The former Illini defensive tackle came up with a big sack on Dallas’ first drive of the second half, as Dallas needed to put together a good drive to crawl out of a 28-10 halftime deficit. On third-and-9 near midfield, Foster lined up as a 3-technique against left guard Ronald Leary and fought him off with solid hand play, keeping his feet moving to beat him to the outside and take down Tony Romo as he tried to scramble to his left.

Foster also showed some quick-twitch reactions after a great first step helped him bust through the B gap on a screen pass late in the third quarter, getting his right hand up to deflect the pass intended for Cole Beasley. Foster may not have the size (6-4, 286) to be a full-time player at the NFL level, even as a 5-technique, but shows enough quickness to be a solid pass rush specialist on the interior. He has played better over the past few games and if he keeps making progress, Foster can be a key contributor for the Saints late in the season and into the playoffs.

A.J. Klein (LB-Car)

With starter Chase Blackburn out due to a foot injury, Carolina’s fifth-round pick from Iowa State stepped into the starting weak side linebacker role against San Francisco and had a nice game, making 5 tackles (2 for loss) including his first career sack. Those numbers are even better considering Klein was removed on obvious passing downs and played only 32 snaps in the game.

Klein made his presence felt early by stopping Frank Gore in the backfield on a third-and-1 run on San Francisco’s second drive, showing good instincts to react quickly to the run and fill the hole. Klein’s sack came early in the second quarter when he blitzed untouched off the left edge and didn’t bite on play action, staying with Colin Kaepernick as he rolled out and making the sack despite Kaepernick grabbing his face mask on the play. Klein came back the next play to stop Gore again for just one yard, showing quick feet to avoid getting blocked at the second level and filling the hole again.

A tough linebacker who was the Big 12’s co-Defensive Player of the Year in his junior season, Klein’s issues in coverage will limit him to a two-down role at the NFL level but he showed that he can have a big impact playing in just base packages. He’s a disciplined player with good size (6-1, 250) and speed (4.68) playing both downhill and in pursuit.

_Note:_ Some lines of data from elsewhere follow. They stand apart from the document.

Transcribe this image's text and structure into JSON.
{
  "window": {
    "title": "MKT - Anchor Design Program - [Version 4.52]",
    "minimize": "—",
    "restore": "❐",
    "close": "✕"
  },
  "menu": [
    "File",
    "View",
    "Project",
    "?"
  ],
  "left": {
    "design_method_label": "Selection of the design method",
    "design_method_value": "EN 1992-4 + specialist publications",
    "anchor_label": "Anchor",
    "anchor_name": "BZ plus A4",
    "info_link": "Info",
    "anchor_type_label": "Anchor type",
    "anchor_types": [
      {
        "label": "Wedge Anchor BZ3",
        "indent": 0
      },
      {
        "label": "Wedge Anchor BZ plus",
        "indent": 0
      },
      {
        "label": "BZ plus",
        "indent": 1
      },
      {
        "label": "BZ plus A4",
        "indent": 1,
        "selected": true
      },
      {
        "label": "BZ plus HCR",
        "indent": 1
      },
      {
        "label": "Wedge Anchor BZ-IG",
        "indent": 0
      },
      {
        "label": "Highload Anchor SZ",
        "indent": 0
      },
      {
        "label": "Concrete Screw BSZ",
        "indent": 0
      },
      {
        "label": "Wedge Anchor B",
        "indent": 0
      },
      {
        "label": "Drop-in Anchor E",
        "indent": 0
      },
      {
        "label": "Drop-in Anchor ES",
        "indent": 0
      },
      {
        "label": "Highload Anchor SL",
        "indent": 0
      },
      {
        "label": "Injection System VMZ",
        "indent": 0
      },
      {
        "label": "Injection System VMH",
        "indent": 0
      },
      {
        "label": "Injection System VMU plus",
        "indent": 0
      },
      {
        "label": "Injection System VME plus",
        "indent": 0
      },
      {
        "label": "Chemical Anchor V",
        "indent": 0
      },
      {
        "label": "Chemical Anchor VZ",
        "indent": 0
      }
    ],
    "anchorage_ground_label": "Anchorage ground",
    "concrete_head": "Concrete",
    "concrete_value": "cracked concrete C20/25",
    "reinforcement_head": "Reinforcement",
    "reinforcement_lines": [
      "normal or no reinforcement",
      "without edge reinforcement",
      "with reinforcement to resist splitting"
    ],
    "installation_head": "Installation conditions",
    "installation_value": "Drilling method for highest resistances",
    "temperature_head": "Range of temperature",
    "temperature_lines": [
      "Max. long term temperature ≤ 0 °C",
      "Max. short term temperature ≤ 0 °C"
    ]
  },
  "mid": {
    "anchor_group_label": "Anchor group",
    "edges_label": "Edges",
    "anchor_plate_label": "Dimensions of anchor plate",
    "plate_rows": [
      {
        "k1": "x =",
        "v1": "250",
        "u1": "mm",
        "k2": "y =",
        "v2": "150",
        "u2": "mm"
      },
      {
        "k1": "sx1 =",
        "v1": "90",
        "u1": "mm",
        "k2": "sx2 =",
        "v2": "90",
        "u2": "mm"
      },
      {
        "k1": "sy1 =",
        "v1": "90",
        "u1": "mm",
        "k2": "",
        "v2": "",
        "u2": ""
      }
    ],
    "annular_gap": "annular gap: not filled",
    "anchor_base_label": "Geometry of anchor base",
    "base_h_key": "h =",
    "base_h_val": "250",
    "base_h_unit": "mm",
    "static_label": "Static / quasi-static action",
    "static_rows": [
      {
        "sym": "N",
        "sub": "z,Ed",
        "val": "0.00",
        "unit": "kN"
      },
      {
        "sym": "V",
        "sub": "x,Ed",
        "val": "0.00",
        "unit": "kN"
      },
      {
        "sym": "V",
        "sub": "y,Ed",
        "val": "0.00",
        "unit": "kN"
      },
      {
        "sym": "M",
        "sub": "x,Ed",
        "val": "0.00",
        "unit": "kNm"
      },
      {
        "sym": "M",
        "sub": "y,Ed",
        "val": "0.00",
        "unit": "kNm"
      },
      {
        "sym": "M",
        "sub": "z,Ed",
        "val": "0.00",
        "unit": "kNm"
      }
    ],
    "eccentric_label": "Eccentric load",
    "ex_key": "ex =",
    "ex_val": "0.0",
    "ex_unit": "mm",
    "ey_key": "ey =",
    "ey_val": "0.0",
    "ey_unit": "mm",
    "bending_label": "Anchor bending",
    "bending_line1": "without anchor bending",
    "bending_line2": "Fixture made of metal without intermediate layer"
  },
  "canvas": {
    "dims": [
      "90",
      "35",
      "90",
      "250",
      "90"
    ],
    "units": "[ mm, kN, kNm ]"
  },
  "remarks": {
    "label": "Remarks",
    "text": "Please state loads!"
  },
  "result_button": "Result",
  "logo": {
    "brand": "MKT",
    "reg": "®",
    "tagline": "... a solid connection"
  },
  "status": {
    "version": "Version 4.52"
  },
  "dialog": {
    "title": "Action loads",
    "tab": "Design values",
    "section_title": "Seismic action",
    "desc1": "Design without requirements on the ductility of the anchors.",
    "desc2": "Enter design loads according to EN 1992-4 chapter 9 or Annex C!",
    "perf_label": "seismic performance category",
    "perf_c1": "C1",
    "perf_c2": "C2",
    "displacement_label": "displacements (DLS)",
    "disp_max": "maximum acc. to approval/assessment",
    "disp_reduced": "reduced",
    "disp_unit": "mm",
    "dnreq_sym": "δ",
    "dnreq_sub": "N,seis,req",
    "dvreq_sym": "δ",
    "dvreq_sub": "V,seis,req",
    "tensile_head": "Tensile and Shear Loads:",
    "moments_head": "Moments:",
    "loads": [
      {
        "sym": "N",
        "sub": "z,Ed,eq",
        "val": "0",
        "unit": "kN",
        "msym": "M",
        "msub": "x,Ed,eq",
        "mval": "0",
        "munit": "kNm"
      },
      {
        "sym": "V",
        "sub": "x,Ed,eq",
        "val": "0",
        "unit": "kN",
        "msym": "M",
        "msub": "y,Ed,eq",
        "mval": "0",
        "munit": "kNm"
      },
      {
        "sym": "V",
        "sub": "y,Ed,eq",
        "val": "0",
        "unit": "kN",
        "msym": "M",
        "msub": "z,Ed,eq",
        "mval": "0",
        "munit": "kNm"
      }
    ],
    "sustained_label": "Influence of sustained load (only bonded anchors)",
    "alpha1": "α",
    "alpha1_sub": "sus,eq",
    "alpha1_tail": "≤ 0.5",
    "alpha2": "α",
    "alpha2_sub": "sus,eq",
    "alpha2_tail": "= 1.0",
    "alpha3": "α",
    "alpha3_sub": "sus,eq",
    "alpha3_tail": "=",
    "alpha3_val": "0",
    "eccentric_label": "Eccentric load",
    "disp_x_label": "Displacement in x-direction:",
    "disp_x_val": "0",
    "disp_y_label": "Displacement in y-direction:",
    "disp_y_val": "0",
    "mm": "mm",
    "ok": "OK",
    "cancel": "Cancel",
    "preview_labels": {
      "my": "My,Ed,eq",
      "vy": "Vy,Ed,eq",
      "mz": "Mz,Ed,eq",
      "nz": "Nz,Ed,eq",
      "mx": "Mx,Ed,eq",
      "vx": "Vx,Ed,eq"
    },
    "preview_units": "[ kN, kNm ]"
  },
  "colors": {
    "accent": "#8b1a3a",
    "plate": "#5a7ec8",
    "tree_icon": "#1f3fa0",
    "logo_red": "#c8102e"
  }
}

Blackburn hasn’t played well so far this season and if he remains out after aggravating his foot injury and Klein continues his strong play, Blackburn may not have a job when he comes back.

Kayvon Webster (CB-Den)

Webster initially took over as Denver’s nickel back in Week 5 before Champ Bailey’s return dropped him back to dime duty in Weeks 6 and 7. Bailey re-injured his foot during his second game back and hasn’t played since, giving Webster an opportunity to regain his role the nickel. Webster has played well overall this season and had a career-high 5 tackles (4 solo) and a pass breakup on Sunday despite not playing his best game in coverage.

Targeted five times by Philip Rivers, Webster allowed 4 receptions for 51 yards, three of which came against fellow rookie Keenan Allen. He did prevent a potential touchdown in the second quarter, staying stride for stride with Vincent Brown down the right sideline and knocking the ball away to force a field goal attempt. All four the receptions he allowed resulted in first downs though, as Webster flipped his hips too soon allowing inside position to Allen and slipped twice when his receiver ran a curl route.

Webster received a free agent grade from us before the draft but was drafted late in the third round. He showed a few of his biggest flaws on Sunday, as his fundamental issues in his backpedal hurt him planting out of breaks. At 5’11, 198 pounds with 4.34 speed, Webster is not short on talent but will need to clean up the basics of his game in order to be anything more than a sub-package defensive back in the NFL.

Chris Tripodi has been writing for Draft Insider since 2009, contributing Rookie Reports and Draft Reviews and interviewing NFL prospects. He also writes for Optimum Scouting, Yahoo! and Jets 101 and has previously worked at ESPN. Follow him on Twitter and check out his blog at